● **AIM OF THE TASK**: Repeat the data exactly as it stands.

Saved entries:
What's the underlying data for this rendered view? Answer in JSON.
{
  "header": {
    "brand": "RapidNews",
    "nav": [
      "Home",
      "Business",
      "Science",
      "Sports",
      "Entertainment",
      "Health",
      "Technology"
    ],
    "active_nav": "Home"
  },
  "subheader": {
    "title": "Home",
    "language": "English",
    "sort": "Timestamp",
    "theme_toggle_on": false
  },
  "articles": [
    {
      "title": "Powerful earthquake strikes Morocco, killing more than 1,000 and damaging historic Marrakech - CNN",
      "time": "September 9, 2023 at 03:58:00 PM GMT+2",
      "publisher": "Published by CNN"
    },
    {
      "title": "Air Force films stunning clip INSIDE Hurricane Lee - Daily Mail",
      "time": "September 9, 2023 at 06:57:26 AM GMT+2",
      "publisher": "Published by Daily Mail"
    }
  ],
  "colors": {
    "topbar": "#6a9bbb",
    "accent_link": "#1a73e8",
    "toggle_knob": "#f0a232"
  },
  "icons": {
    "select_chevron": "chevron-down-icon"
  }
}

● **RESULT OF THE TASK**:
What's the underlying data for this rendered view? Answer in JSON.
{
  "header": {
    "brand": "RapidNews",
    "nav": [
      "Home",
      "Business",
      "Science",
      "Sports",
      "Entertainment",
      "Health",
      "Technology"
    ],
    "active_nav": "Home"
  },
  "subheader": {
    "title": "Home",
    "language": "English",
    "sort": "Timestamp",
    "theme_toggle_on": false
  },
  "articles": [
    {
      "title": "Powerful earthquake strikes Morocco, killing more than 1,000 and damaging historic Marrakech - CNN",
      "time": "September 9, 2023 at 03:58:00 PM GMT+2",
      "publisher": "Published by CNN"
    },
    {
      "title": "Air Force films stunning clip INSIDE Hurricane Lee - Daily Mail",
      "time": "September 9, 2023 at 06:57:26 AM GMT+2",
      "publisher": "Published by Daily Mail"
    }
  ],
  "colors": {
    "topbar": "#6a9bbb",
    "accent_link": "#1a73e8",
    "toggle_knob": "#f0a232"
  },
  "icons": {
    "select_chevron": "chevron-down-icon"
  }
}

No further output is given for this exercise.